linuxlogo or linux_logo is a Linux command line utility that generates a color ANSI picture of Distribution logo with a few system information.
This utility obtains System Information from /proc Filesystem. linuxlogo is capable of showing color ANSI image of various logos other than the host distribution logo.
The System information associated with logo includes – Linux Kernel Version, Time when Kernel was last Compiled, Number/core of processor, Speed, Manufacturer and processor Generation. It also show information about total physical RAM.
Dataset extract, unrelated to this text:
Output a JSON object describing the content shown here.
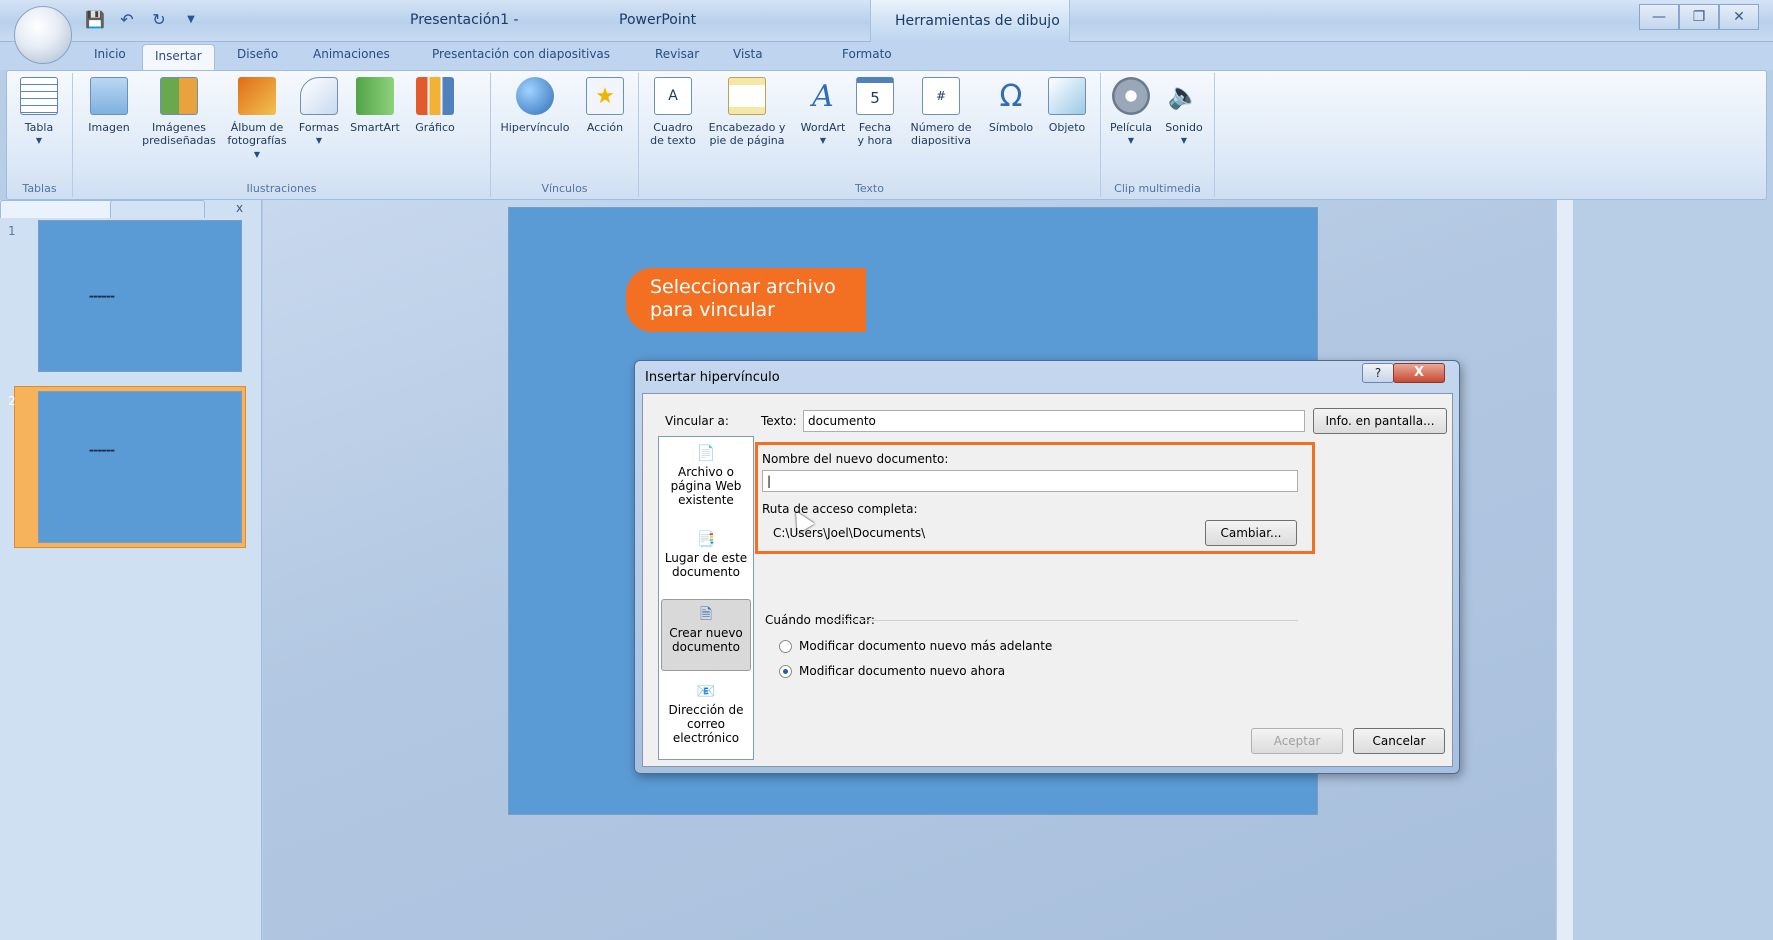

It is worth mentioning here that screenfetch is another tool of similar kind, which shows distribution logo and a more detailed and formatted system inform https://www.tecmint.com/screenfetch-system-information-generator-for-linux/ation. We have already covered screenfetch long ago, which you may refer at:
linux_logo and Screenfetch should not be compared to each other. While the output of screenfetch is more formatted and detailed, where linux_logo produce maximum number of color ANSI diagram, and option to format the output.
linux_logo is written primarily in C programming Language, which displays linux logo in an X Window System and hence User Interface X11 aka X Window System should be installed. The software is released under GNU General Public License Version 2.0.
For the purpose of this article, we’re using following testing environment to test the linux_logo utility.
Operating System : Debian Jessie Processor : i3 / x86_64
Installing Linux Logo Utility in Linux
1. The linuxlogo package (stable version 5.11) is available to install from default package repository under all Linux distributions using apt, yum or dnf package manager as shown below.
# apt-get install linux_logo [On APT based Systems] # yum install linux_logo [On Yum based Systems] # dnf install linux_logo [On DNF based Systems] OR # dnf install linux_logo.x86_64 [For 64-bit architecture]
2. Once linuxlogo package has been installed, you can run the command
linuxlogo to get the default logo for the distribution you are using..
# linux_logo OR # linuxlogo
3. Use the option
[-a], not to print any fancy color. Useful if viewing linux_logo over black and white terminal.
# linux_logo -a
4. Use option
[-l] to print LOGO only and exclude all other System Information.
# linux_logo -l
[-u] switch will display system uptime.
# linux_logo -u
6. If you are interested in Load Average, use option
[-y]. You may use more than one option at a time.
# linux_logo -y
For more options and help on them, you may like to run.
# linux_logo -h
7. There are a lots of built-in Logos for various Linux distributions. You may see all those logos using option
-L list switch.
# linux_logo -L list
Now you want to print any of the logo from the list, you may use
-L NUM or
-L NAME to display selected logo.
- -L NUM – will print logo with number NUM (deprecated).
- -L NAME – will print the logo with name NAME.
For example, to display AIX Logo, you may use command as:
# linux_logo -L 1 OR # linux_logo -L aix
-L 1 in the command where 1 is the number at which AIX logo appears in the list, where
-L aix is the name at which AIX logo appears in the list.
Similarly, you may print any logo using these options, few examples to see..
# linux_logo -L 27 # linux_logo -L 21
This way, you can use any of the logos just by using the number or name, that is against it.
Some Useful Tricks of Linux_logo
8. You may like to print your Linux distribution logo at login. To print default logo at login you may add the below line at the end of
if [ -f /usr/bin/linux_logo ]; then linux_logo; fi
Notice: If there isn’t any
~/.bashrc file, you may need to create one under user home directory.
9. After adding above line, just logout and re-login again to see the default logo of your Linux distribution.
Also note, that you may print any logo, after login, simply by adding the below line.
if [ -f /usr/bin/linux_logo ]; then linux_logo -L num; fi
Important: Don’t forget to replace num with the number that is against the logo, you want to use.
10. You can also print your own logo by simply specifying the location of the logo as shown below.
# linux_logo -D /path/to/ASCII/logo
11. Print logo on Network Login.
# /usr/local/bin/linux_logo > /etc/issue.net
You may like to use ASCII logo if there is no support for color filled ANSI Logo as:
# /usr/local/bin/linux_logo -a > /etc/issue.net
12. Create a Penguin port – A set of port to answer connection. To create Penguin port Add the below line to file /etc/services file.
penguin 4444/tcp penguin
Here ‘4444‘ is the port number which is currently free and not used by any resource. You may use a different port.
Also add the below line to file /etc/inetd.conf file.
penguin stream tcp nowait root /usr/local/bin/linux_logo
Restart the service inetd as:
# killall -HUP inetd
Moreover linux_logo can be used in bootup script to fool the attacker as well as you can play a prank with your friend. This is a nice tool and I might use it in some of my scripts to get output as per distribution basis.
Try it once and you won’t regret. Let us know what you think of this utility and how it can be useful for you. Keep Connected! Keep Commenting. Like and share us and help us get spread.